“When we think of women’s health, we often think about childbirth,” says Dr. Teresa Woodruff, an obstetrician-gynecologist who is the founder and director of the Institute for Women’s Health Research at Northwestern University’s Feinberg School of Medicine. “That’s not negative. Birthing is a major part of women’s lives, and it is a major health risk, even in 2010.”
But without giving maternal health short shrift, she says, it’s critical to appreciate how the biology of sex differences exists outside of reproduction. Nearly two years ago, Woodruff started the Illinois Women’s Health Registry, designed for women to self-report medical data. Using the registry, investigators can recruit women who are good matches for clinical studies. So far 5,000 women have signed up.
The Institute for Women’s Health Research is just one of the projects and studies under way in Chicago to help bring new treatments and preventive care to women.
In the links below, based on interviews with dozens of doctors, researchers, patients, and others involved in women’s health care, we examine some of the most common ailments afflicting women and discuss some of the initiatives taking place here.
“Chicago is really the epicenter of the new wave of women’s health research,” says Woodruff.
HEART DISEASE | FERTILITY | PREGNANCY | BREAST AND OVARIAN CANCER
CERVICAL AND ENDOMETRIAL CANCER | OSTEOPOROSIS
HEADACHES, MULTIPLE SCLEROSIS, AND OTHER NEUROLOGIC DISORDERS | DEPRESSION

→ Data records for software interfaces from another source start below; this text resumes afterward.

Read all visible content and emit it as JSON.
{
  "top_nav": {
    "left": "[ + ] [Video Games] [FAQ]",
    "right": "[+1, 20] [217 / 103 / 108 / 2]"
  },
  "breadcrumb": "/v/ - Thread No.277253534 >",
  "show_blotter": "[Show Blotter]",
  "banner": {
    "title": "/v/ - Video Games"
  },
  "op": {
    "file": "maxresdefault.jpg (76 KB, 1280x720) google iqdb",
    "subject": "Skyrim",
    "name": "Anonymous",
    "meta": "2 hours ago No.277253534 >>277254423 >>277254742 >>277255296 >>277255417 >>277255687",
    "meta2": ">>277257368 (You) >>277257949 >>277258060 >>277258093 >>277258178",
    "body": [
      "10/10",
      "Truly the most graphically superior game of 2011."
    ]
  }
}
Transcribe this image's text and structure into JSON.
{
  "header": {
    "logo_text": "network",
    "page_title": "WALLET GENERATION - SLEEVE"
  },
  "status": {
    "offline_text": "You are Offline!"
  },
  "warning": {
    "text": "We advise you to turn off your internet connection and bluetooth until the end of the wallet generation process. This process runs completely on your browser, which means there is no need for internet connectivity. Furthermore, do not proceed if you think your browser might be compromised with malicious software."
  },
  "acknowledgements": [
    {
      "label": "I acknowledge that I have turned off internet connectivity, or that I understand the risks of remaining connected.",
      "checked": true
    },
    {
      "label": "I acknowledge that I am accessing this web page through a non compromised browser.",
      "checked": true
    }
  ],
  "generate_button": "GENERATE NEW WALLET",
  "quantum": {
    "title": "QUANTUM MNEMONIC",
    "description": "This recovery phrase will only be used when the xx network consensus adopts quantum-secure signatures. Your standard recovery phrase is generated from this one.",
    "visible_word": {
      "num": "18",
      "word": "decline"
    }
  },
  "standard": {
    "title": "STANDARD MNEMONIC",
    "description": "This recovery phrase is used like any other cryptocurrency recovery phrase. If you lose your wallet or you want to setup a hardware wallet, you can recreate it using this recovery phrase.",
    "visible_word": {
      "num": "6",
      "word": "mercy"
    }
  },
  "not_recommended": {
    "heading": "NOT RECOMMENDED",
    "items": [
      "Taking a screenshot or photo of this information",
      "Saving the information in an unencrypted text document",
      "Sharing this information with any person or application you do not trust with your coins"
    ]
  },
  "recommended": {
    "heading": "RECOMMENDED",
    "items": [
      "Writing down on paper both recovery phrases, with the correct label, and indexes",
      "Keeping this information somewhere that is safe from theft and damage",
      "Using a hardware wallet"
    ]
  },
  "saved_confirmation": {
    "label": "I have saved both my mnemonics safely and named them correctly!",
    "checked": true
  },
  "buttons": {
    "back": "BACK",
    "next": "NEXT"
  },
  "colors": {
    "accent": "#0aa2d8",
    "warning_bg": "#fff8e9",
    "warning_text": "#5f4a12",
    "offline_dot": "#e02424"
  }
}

EATING DISORDERS | INCONTINENCE | IMMUNE DISORDERS | SLEEP DISORDERS
Photograph: Caroline Mollov/Moodboard/Corbis